Pride is one of our national passions

World Showcase is full of galleries, most of which the average guest passes by without a second thought. These archives serve as another piece, beyond the architecture and attractions, of the ambassadorial presentation of each country in World Showcase. These exhibits are a key component to a deeper understanding of the history, culture, and customs of their home country.

Yet, inside these galleries are not just art and artifacts, but a story waiting to be heard. Like any respectable art exhibit, the galleries of World Showcase present pieces that revolve around a central theme. A period of time, when Vikings were at the pinnacle of their reach for example, a known traditional trade, such as the works of a coppersmith, or a gallery of a known artist’s works could all be found within the walls of these galleries, all with a specific story to tell.

In late September 2007, a new exhibit opened just off to the side of The American Adventure called National Treasures. For those of you that keep up with Disney’s film projects, while the naming of such a gallery would conjure up images of secret books, maps on the Declaration of Independence, and colored spectacles, the contents of this display are much more valuable, and much less fiction. Enshrined inside are pieces of our heritage and history, memories of the glorious and ghastly moments of our past. Abraham Lincoln’s unmistakable hat, portraits of Chief Joseph, Rosa Park’s Congressional Medal and arrest record, Mark Twain’s writing tools, and even a moon rock held in honor of the astronaut Gus Grissom are among the many true treasures found within these walls.

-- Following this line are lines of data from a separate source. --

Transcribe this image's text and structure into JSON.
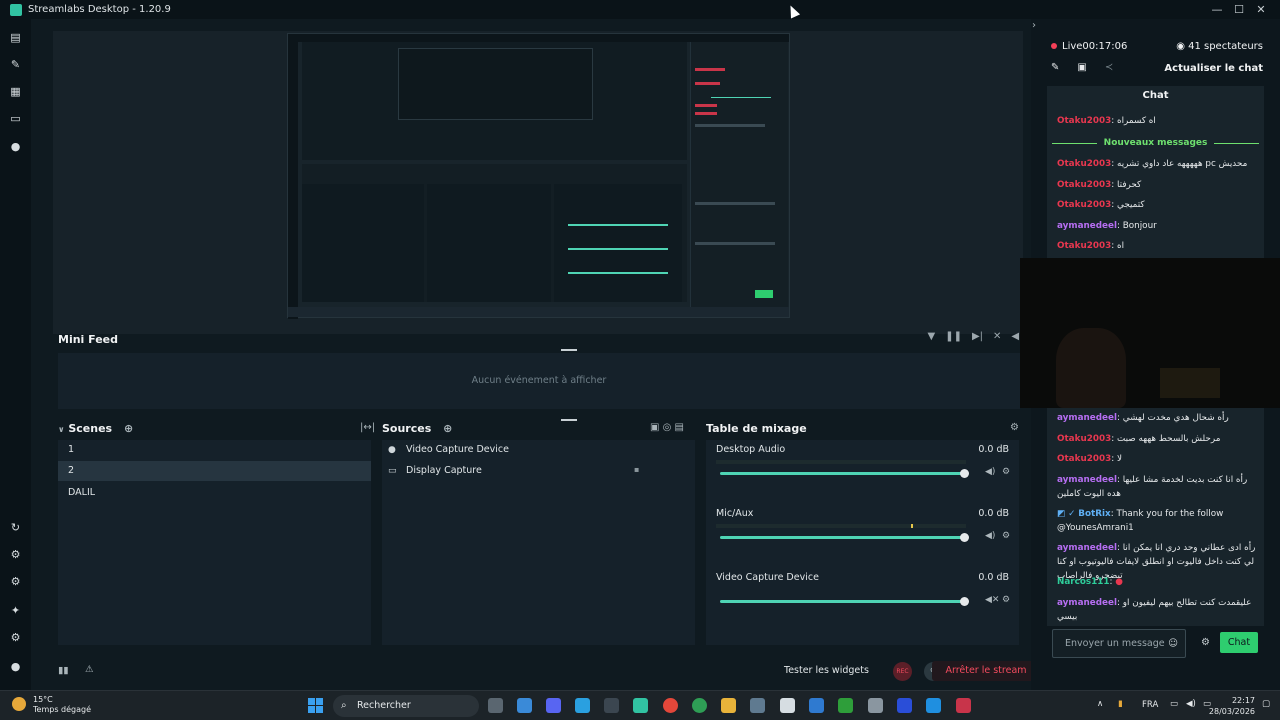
{
  "window": {
    "title": "Streamlabs Desktop - 1.20.9",
    "controls": [
      "—",
      "☐",
      "✕"
    ]
  },
  "nav": {
    "top": [
      "editor",
      "themes",
      "store",
      "layout",
      "record"
    ],
    "bottom": [
      "dashboard",
      "integrations",
      "plugins",
      "effects",
      "settings",
      "profile"
    ]
  },
  "mini_feed": {
    "title": "Mini Feed",
    "empty_text": "Aucun événement à afficher"
  },
  "scenes": {
    "title": "Scenes",
    "items": [
      "1",
      "2",
      "DALIL"
    ],
    "selected_index": 1
  },
  "sources": {
    "title": "Sources",
    "items": [
      {
        "label": "Video Capture Device",
        "icon": "camera-icon"
      },
      {
        "label": "Display Capture",
        "icon": "monitor-icon"
      }
    ]
  },
  "mixer": {
    "title": "Table de mixage",
    "channels": [
      {
        "name": "Desktop Audio",
        "db": "0.0 dB",
        "volume": 1.0
      },
      {
        "name": "Mic/Aux",
        "db": "0.0 dB",
        "volume": 1.0,
        "peak": 0.78
      },
      {
        "name": "Video Capture Device",
        "db": "0.0 dB",
        "volume": 1.0
      }
    ]
  },
  "footer": {
    "test_widgets": "Tester les widgets",
    "rec_label": "REC",
    "stop_stream": "Arrêter le stream"
  },
  "chat": {
    "live_label": "Live",
    "live_time": "00:17:06",
    "viewers": "41 spectateurs",
    "refresh": "Actualiser le chat",
    "header": "Chat",
    "new_messages": "Nouveaux messages",
    "messages": [
      {
        "user": "Otaku2003",
        "text": "اه كسمراه",
        "color": "#e8374f"
      },
      {
        "user": "Otaku2003",
        "text": "هههههه عاد داوي تشريه pc محديش",
        "color": "#e8374f"
      },
      {
        "user": "Otaku2003",
        "text": "كحرفتا",
        "color": "#e8374f"
      },
      {
        "user": "Otaku2003",
        "text": "كتميجي",
        "color": "#e8374f"
      },
      {
        "user": "aymanedeel",
        "text": "Bonjour",
        "color": "#b66ef2"
      },
      {
        "user": "Otaku2003",
        "text": "اه",
        "color": "#e8374f"
      },
      {
        "user": "aymanedeel",
        "text": "رأه شحال هدي مخدت لهشي",
        "color": "#b66ef2"
      },
      {
        "user": "Otaku2003",
        "text": "مرحلش بالسحط هههه صبت",
        "color": "#e8374f"
      },
      {
        "user": "Otaku2003",
        "text": "لا",
        "color": "#e8374f"
      },
      {
        "user": "aymanedeel",
        "text": "رأه انا كنت بديت لخدمة مشا عليها هده اليوت كاملين",
        "color": "#b66ef2"
      },
      {
        "user": "BotRix",
        "text": "Thank you for the follow @YounesAmrani1",
        "color": "#5fb0f5"
      },
      {
        "user": "aymanedeel",
        "text": "رأه ادى عطاني وحد دري انا يمكن انا لي كنت داخل فاليوت او انطلق لايفات فاليوتيوب او كنا تيضحرو فالراصاب",
        "color": "#b66ef2"
      },
      {
        "user": "Narcos111",
        "text": "",
        "color": "#2ecd9a"
      },
      {
        "user": "aymanedeel",
        "text": "عليقمدت كنت تطالح بيهم ليفيون او بيسي",
        "color": "#b66ef2"
      }
    ],
    "input_placeholder": "Envoyer un message",
    "send": "Chat"
  },
  "taskbar": {
    "weather_temp": "15°C",
    "weather_desc": "Temps dégagé",
    "search": "Rechercher",
    "lang": "FRA",
    "time": "22:17",
    "date": "28/03/2026"
  }
}
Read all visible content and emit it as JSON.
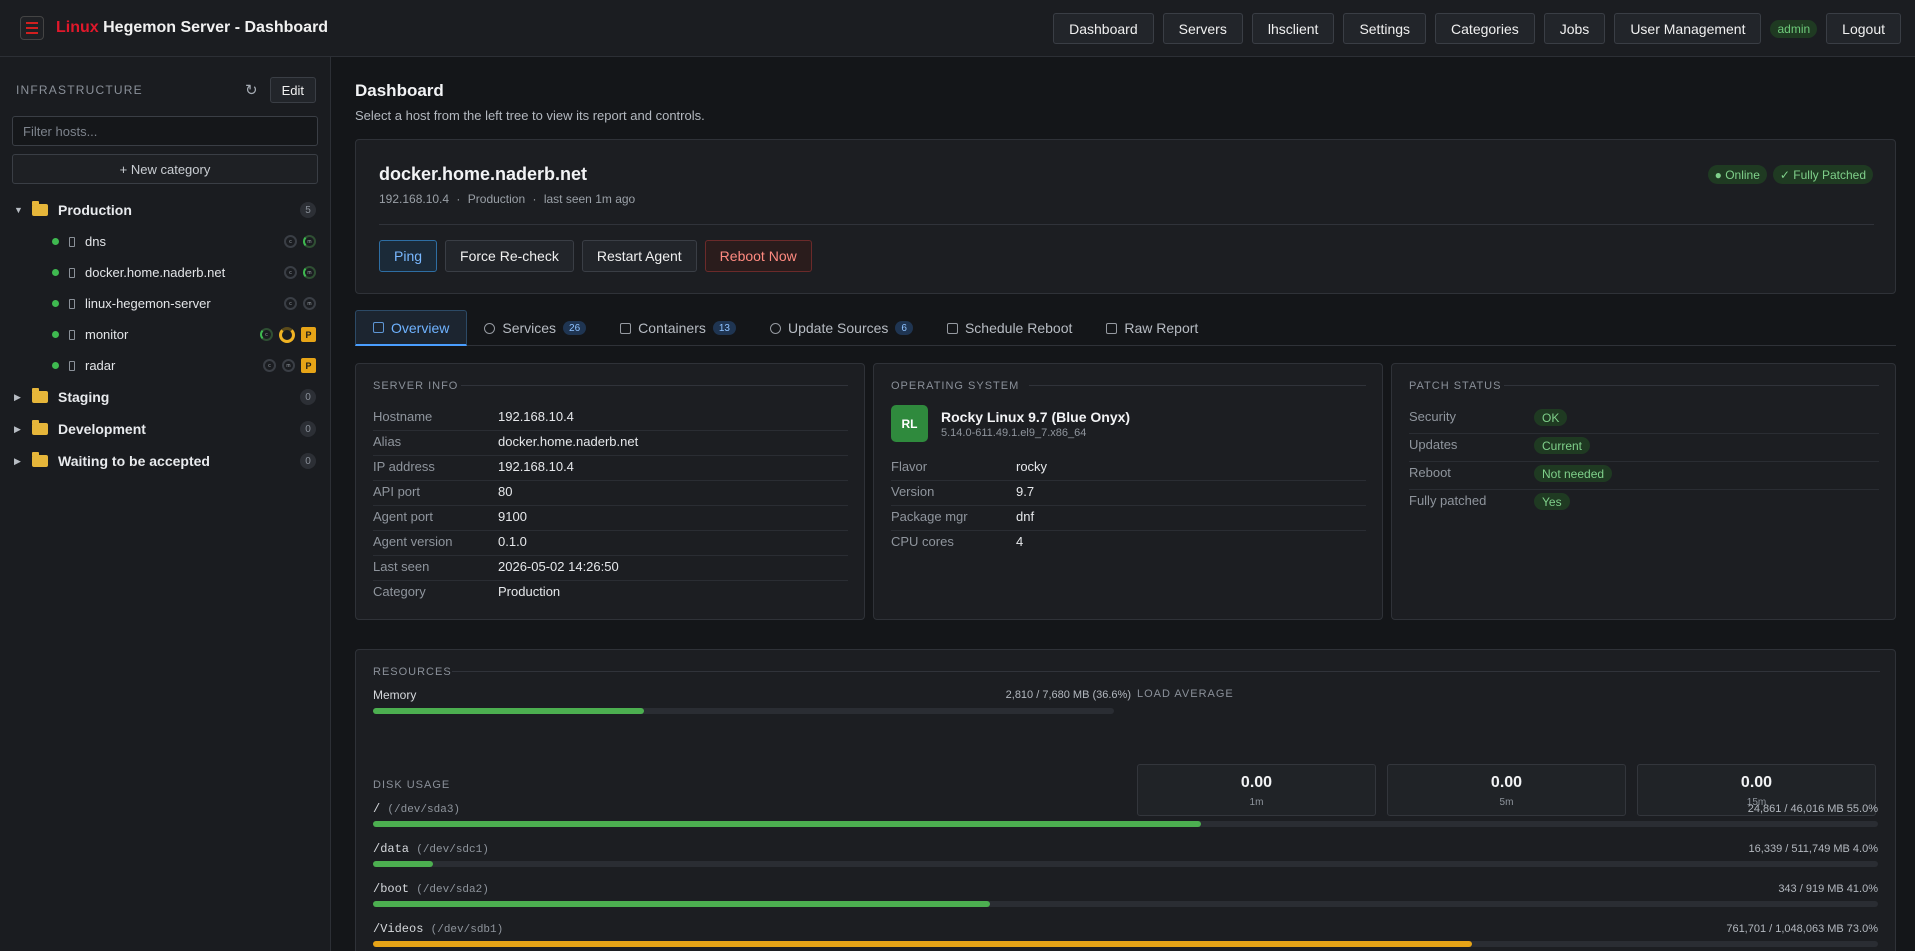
{
  "app": {
    "title_red": "Linux",
    "title_rest": " Hegemon Server - Dashboard"
  },
  "nav": {
    "items": [
      "Dashboard",
      "Servers",
      "lhsclient",
      "Settings",
      "Categories",
      "Jobs",
      "User Management"
    ],
    "user": "admin",
    "logout": "Logout"
  },
  "sidebar": {
    "title": "INFRASTRUCTURE",
    "refresh_icon": "↻",
    "edit_label": "Edit",
    "filter_placeholder": "Filter hosts...",
    "new_category": "+ New category",
    "categories": [
      {
        "name": "Production",
        "count": "5",
        "hosts": [
          {
            "name": "dns",
            "ring_c": "c",
            "ring_m": "m"
          },
          {
            "name": "docker.home.naderb.net",
            "ring_c": "c",
            "ring_m": "m"
          },
          {
            "name": "linux-hegemon-server",
            "ring_c": "c",
            "ring_m": "m"
          },
          {
            "name": "monitor",
            "ring_c": "c",
            "ring_m": "",
            "badge": "P"
          },
          {
            "name": "radar",
            "ring_c": "c",
            "ring_m": "m",
            "badge": "P"
          }
        ]
      },
      {
        "name": "Staging",
        "count": "0"
      },
      {
        "name": "Development",
        "count": "0"
      },
      {
        "name": "Waiting to be accepted",
        "count": "0"
      }
    ]
  },
  "page": {
    "title": "Dashboard",
    "subtitle": "Select a host from the left tree to view its report and controls."
  },
  "host": {
    "name": "docker.home.naderb.net",
    "ip": "192.168.10.4",
    "sep": "·",
    "category": "Production",
    "last_seen": "last seen 1m ago",
    "status_online": "● Online",
    "status_patched": "✓ Fully Patched",
    "actions": {
      "ping": "Ping",
      "recheck": "Force Re-check",
      "restart": "Restart Agent",
      "reboot": "Reboot Now"
    }
  },
  "tabs": [
    {
      "label": "Overview"
    },
    {
      "label": "Services",
      "count": "26"
    },
    {
      "label": "Containers",
      "count": "13"
    },
    {
      "label": "Update Sources",
      "count": "6"
    },
    {
      "label": "Schedule Reboot"
    },
    {
      "label": "Raw Report"
    }
  ],
  "server_info": {
    "title": "SERVER INFO",
    "rows": [
      {
        "k": "Hostname",
        "v": "192.168.10.4"
      },
      {
        "k": "Alias",
        "v": "docker.home.naderb.net"
      },
      {
        "k": "IP address",
        "v": "192.168.10.4"
      },
      {
        "k": "API port",
        "v": "80"
      },
      {
        "k": "Agent port",
        "v": "9100"
      },
      {
        "k": "Agent version",
        "v": "0.1.0"
      },
      {
        "k": "Last seen",
        "v": "2026-05-02 14:26:50"
      },
      {
        "k": "Category",
        "v": "Production"
      }
    ]
  },
  "os": {
    "title": "OPERATING SYSTEM",
    "logo": "RL",
    "name": "Rocky Linux 9.7 (Blue Onyx)",
    "kernel": "5.14.0-611.49.1.el9_7.x86_64",
    "rows": [
      {
        "k": "Flavor",
        "v": "rocky"
      },
      {
        "k": "Version",
        "v": "9.7"
      },
      {
        "k": "Package mgr",
        "v": "dnf"
      },
      {
        "k": "CPU cores",
        "v": "4"
      }
    ]
  },
  "patch": {
    "title": "PATCH STATUS",
    "rows": [
      {
        "k": "Security",
        "v": "OK"
      },
      {
        "k": "Updates",
        "v": "Current"
      },
      {
        "k": "Reboot",
        "v": "Not needed"
      },
      {
        "k": "Fully patched",
        "v": "Yes"
      }
    ]
  },
  "resources": {
    "title": "RESOURCES",
    "memory": {
      "label": "Memory",
      "text": "2,810 / 7,680 MB  (36.6%)",
      "pct": 36.6
    },
    "load_title": "LOAD AVERAGE",
    "load": [
      {
        "v": "0.00",
        "u": "1m"
      },
      {
        "v": "0.00",
        "u": "5m"
      },
      {
        "v": "0.00",
        "u": "15m"
      }
    ],
    "disk_title": "DISK USAGE",
    "disks": [
      {
        "mount": "/",
        "dev": "(/dev/sda3)",
        "text": "24,861 / 46,016 MB  55.0%",
        "pct": 55.0
      },
      {
        "mount": "/data",
        "dev": "(/dev/sdc1)",
        "text": "16,339 / 511,749 MB  4.0%",
        "pct": 4.0
      },
      {
        "mount": "/boot",
        "dev": "(/dev/sda2)",
        "text": "343 / 919 MB  41.0%",
        "pct": 41.0
      },
      {
        "mount": "/Videos",
        "dev": "(/dev/sdb1)",
        "text": "761,701 / 1,048,063 MB  73.0%",
        "pct": 73.0
      }
    ]
  },
  "colors": {
    "accent": "#4a9eff",
    "ok": "#3fb950",
    "warn": "#e6a417",
    "danger": "#ff8a80",
    "brand": "#e0182b"
  }
}
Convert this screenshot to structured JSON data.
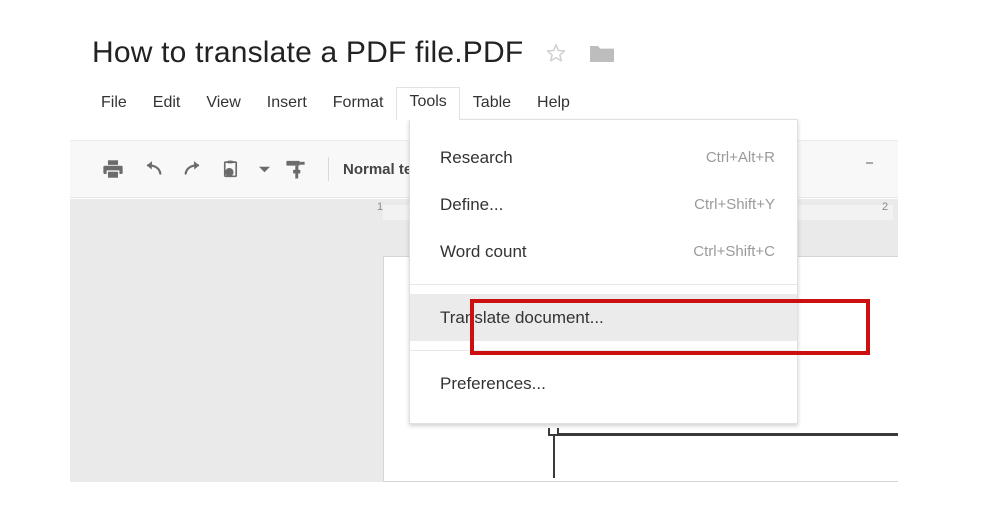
{
  "document": {
    "title": "How to translate a PDF file.PDF",
    "star_icon": "star-outline-icon",
    "folder_icon": "folder-icon"
  },
  "menubar": {
    "items": [
      {
        "label": "File",
        "active": false
      },
      {
        "label": "Edit",
        "active": false
      },
      {
        "label": "View",
        "active": false
      },
      {
        "label": "Insert",
        "active": false
      },
      {
        "label": "Format",
        "active": false
      },
      {
        "label": "Tools",
        "active": true
      },
      {
        "label": "Table",
        "active": false
      },
      {
        "label": "Help",
        "active": false
      }
    ]
  },
  "toolbar": {
    "buttons": [
      {
        "icon": "print-icon"
      },
      {
        "icon": "undo-icon"
      },
      {
        "icon": "redo-icon"
      },
      {
        "icon": "spelling-paste-icon"
      },
      {
        "icon": "chevron-down-icon"
      },
      {
        "icon": "paint-format-icon"
      }
    ],
    "style_label": "Normal text"
  },
  "ruler": {
    "left_number": "1",
    "right_number": "2"
  },
  "tools_menu": {
    "items": [
      {
        "label": "Research",
        "shortcut": "Ctrl+Alt+R",
        "highlighted": false,
        "separator_after": false
      },
      {
        "label": "Define...",
        "shortcut": "Ctrl+Shift+Y",
        "highlighted": false,
        "separator_after": false
      },
      {
        "label": "Word count",
        "shortcut": "Ctrl+Shift+C",
        "highlighted": false,
        "separator_after": true
      },
      {
        "label": "Translate document...",
        "shortcut": "",
        "highlighted": true,
        "separator_after": true
      },
      {
        "label": "Preferences...",
        "shortcut": "",
        "highlighted": false,
        "separator_after": false
      }
    ]
  },
  "annotation": {
    "highlight_color": "#cc1010",
    "target_label": "Translate document..."
  }
}
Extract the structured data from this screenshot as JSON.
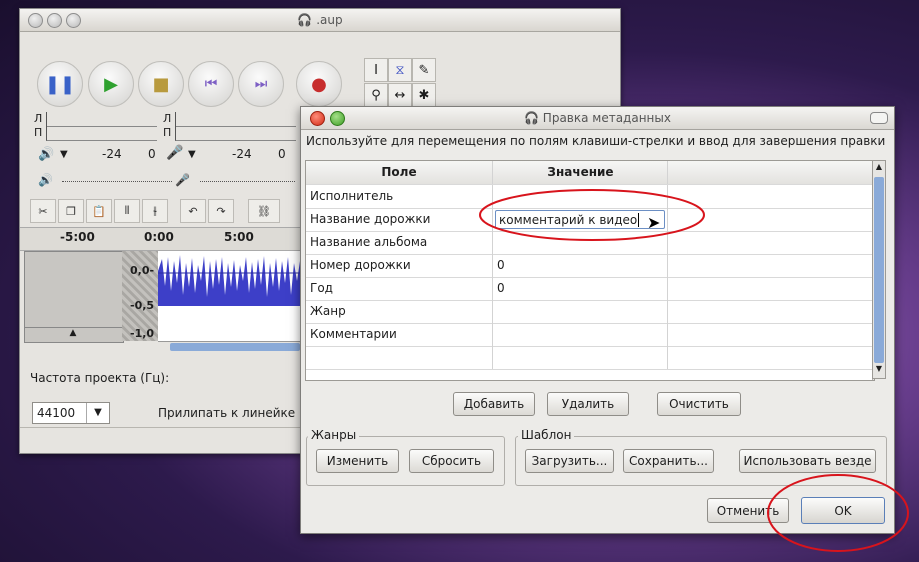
{
  "colors": {
    "annotation_red": "#d8141c",
    "dialog_accent_blue": "#8aaad8",
    "waveform": "#3d3fc8"
  },
  "audacity": {
    "title": ".aup",
    "meter": {
      "left": "Л",
      "right": "П",
      "db1": "-24",
      "zero1": "0",
      "db2": "-24",
      "zero2": "0"
    },
    "timeline": {
      "t1": "-5:00",
      "t2": "0:00",
      "t3": "5:00"
    },
    "scale": {
      "v1": "0,0-",
      "v2": "-0,5",
      "v3": "-1,0"
    },
    "project_rate_label": "Частота проекта (Гц):",
    "project_rate_value": "44100",
    "snap_label": "Прилипать к линейке"
  },
  "dialog": {
    "title": "Правка метаданных",
    "hint": "Используйте для перемещения по полям клавиши-стрелки и ввод для завершения правки",
    "col_field": "Поле",
    "col_value": "Значение",
    "rows": [
      {
        "field": "Исполнитель",
        "value": ""
      },
      {
        "field": "Название дорожки",
        "value": "комментарий к видео"
      },
      {
        "field": "Название альбома",
        "value": ""
      },
      {
        "field": "Номер дорожки",
        "value": "0"
      },
      {
        "field": "Год",
        "value": "0"
      },
      {
        "field": "Жанр",
        "value": ""
      },
      {
        "field": "Комментарии",
        "value": ""
      }
    ],
    "btn_add": "Добавить",
    "btn_remove": "Удалить",
    "btn_clear": "Очистить",
    "genres_label": "Жанры",
    "btn_edit": "Изменить",
    "btn_reset": "Сбросить",
    "template_label": "Шаблон",
    "btn_load": "Загрузить...",
    "btn_save": "Сохранить...",
    "btn_use_everywhere": "Использовать везде",
    "btn_cancel": "Отменить",
    "btn_ok": "OK"
  }
}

The American Adventure has been known to make adults weep, myself included, not only for the trying and terrifying times we have been through, but for giving us a sense of pride in who we are and what we have already accomplished in our short history. The National Treasures exhibit compels the same reaction. And while the other galleries of World Showcase may not present an American with the same sense of patriotic pride or awareness of our past, they do bestow such gifts upon their own countrymen and women, and present us with a chance to further our knowledge of our place in this world.

The next time you are wandering through the shops, dining on regional fare, or taking a boat or movie trip through time, remember that further answers to what makes this or that country unique are only a few steps away, in their galleries. Then, take those steps to visit some of these quiet and hidden troves.

4 comments:

Anonymous said...

Gus Grissom never went to the moon. He was killed on January 27, 1967 during the Apollo 1 testing in a fire on the launch pad with fellow astronauts Ed White and Roger Chaffee. http://en.wikipedia.org/wiki/Apollo_1

-- Ryan P. Wilson said...

Thank you for catching that typo, I actually studied the space program quite a bit qwhen I was younger, but late night typing caught the best of me. The moon rock, according to information available, is a rock that was brought back in honor of Gus Grissom.

Anonymous said...

Alright. That information is obviously wrong then since Neil Armstrong didn't set foot to the moon until July 1969 and the first Apollo mission to Orbit the moon was Christmas 1968, so there's no possible way that "moon rock" came from Gus Grissom.

I suggest you have a chat with whomever provided you the information because its grossly inaccurate.

-- Ryan P. Wilson said...

I sincerely appreciate your input and passion for this issue. However, if you would take a moment to reread my comment after your first comment, I said that the information I had stated the rock had been brough back in honor of Gus Grissom, presumably in memory of him, not by him.